[Dataset rows for apps and sites]
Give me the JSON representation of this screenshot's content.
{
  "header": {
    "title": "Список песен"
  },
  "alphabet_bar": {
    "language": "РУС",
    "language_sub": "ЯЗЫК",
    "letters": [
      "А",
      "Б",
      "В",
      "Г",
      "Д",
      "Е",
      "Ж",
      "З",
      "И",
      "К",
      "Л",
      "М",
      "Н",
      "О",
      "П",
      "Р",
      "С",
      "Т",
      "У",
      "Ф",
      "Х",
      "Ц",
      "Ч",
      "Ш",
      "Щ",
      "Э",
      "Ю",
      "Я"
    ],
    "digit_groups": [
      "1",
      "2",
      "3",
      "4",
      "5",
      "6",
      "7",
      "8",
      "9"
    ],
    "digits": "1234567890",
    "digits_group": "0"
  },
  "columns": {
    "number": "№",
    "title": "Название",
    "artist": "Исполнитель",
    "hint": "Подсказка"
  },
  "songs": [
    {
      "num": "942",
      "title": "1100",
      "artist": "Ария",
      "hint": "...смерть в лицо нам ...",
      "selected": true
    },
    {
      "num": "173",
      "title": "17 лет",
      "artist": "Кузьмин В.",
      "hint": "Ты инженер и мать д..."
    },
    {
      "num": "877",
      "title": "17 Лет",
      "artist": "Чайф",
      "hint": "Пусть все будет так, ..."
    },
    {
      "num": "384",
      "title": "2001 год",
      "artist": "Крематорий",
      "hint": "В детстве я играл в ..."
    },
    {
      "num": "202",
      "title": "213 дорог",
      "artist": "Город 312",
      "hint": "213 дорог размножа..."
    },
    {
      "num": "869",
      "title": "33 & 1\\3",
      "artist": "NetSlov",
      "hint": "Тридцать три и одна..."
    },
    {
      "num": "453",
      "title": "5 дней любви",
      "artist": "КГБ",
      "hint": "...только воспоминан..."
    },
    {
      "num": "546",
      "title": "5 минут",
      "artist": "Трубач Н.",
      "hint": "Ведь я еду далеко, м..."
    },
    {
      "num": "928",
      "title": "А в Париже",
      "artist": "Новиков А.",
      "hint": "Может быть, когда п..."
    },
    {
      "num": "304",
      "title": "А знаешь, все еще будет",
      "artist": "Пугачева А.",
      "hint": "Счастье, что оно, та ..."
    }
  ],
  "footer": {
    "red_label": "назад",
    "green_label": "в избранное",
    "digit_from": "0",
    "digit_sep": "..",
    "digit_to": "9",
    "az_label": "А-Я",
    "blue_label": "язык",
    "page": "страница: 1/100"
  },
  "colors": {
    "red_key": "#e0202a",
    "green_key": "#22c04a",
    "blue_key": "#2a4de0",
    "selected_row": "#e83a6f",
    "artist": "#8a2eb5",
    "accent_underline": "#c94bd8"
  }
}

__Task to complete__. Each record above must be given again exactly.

__Written solution__.
Give me the JSON representation of this screenshot's content.
{
  "header": {
    "title": "Список песен"
  },
  "alphabet_bar": {
    "language": "РУС",
    "language_sub": "ЯЗЫК",
    "letters": [
      "А",
      "Б",
      "В",
      "Г",
      "Д",
      "Е",
      "Ж",
      "З",
      "И",
      "К",
      "Л",
      "М",
      "Н",
      "О",
      "П",
      "Р",
      "С",
      "Т",
      "У",
      "Ф",
      "Х",
      "Ц",
      "Ч",
      "Ш",
      "Щ",
      "Э",
      "Ю",
      "Я"
    ],
    "digit_groups": [
      "1",
      "2",
      "3",
      "4",
      "5",
      "6",
      "7",
      "8",
      "9"
    ],
    "digits": "1234567890",
    "digits_group": "0"
  },
  "columns": {
    "number": "№",
    "title": "Название",
    "artist": "Исполнитель",
    "hint": "Подсказка"
  },
  "songs": [
    {
      "num": "942",
      "title": "1100",
      "artist": "Ария",
      "hint": "...смерть в лицо нам ...",
      "selected": true
    },
    {
      "num": "173",
      "title": "17 лет",
      "artist": "Кузьмин В.",
      "hint": "Ты инженер и мать д..."
    },
    {
      "num": "877",
      "title": "17 Лет",
      "artist": "Чайф",
      "hint": "Пусть все будет так, ..."
    },
    {
      "num": "384",
      "title": "2001 год",
      "artist": "Крематорий",
      "hint": "В детстве я играл в ..."
    },
    {
      "num": "202",
      "title": "213 дорог",
      "artist": "Город 312",
      "hint": "213 дорог размножа..."
    },
    {
      "num": "869",
      "title": "33 & 1\\3",
      "artist": "NetSlov",
      "hint": "Тридцать три и одна..."
    },
    {
      "num": "453",
      "title": "5 дней любви",
      "artist": "КГБ",
      "hint": "...только воспоминан..."
    },
    {
      "num": "546",
      "title": "5 минут",
      "artist": "Трубач Н.",
      "hint": "Ведь я еду далеко, м..."
    },
    {
      "num": "928",
      "title": "А в Париже",
      "artist": "Новиков А.",
      "hint": "Может быть, когда п..."
    },
    {
      "num": "304",
      "title": "А знаешь, все еще будет",
      "artist": "Пугачева А.",
      "hint": "Счастье, что оно, та ..."
    }
  ],
  "footer": {
    "red_label": "назад",
    "green_label": "в избранное",
    "digit_from": "0",
    "digit_sep": "..",
    "digit_to": "9",
    "az_label": "А-Я",
    "blue_label": "язык",
    "page": "страница: 1/100"
  },
  "colors": {
    "red_key": "#e0202a",
    "green_key": "#22c04a",
    "blue_key": "#2a4de0",
    "selected_row": "#e83a6f",
    "artist": "#8a2eb5",
    "accent_underline": "#c94bd8"
  }
}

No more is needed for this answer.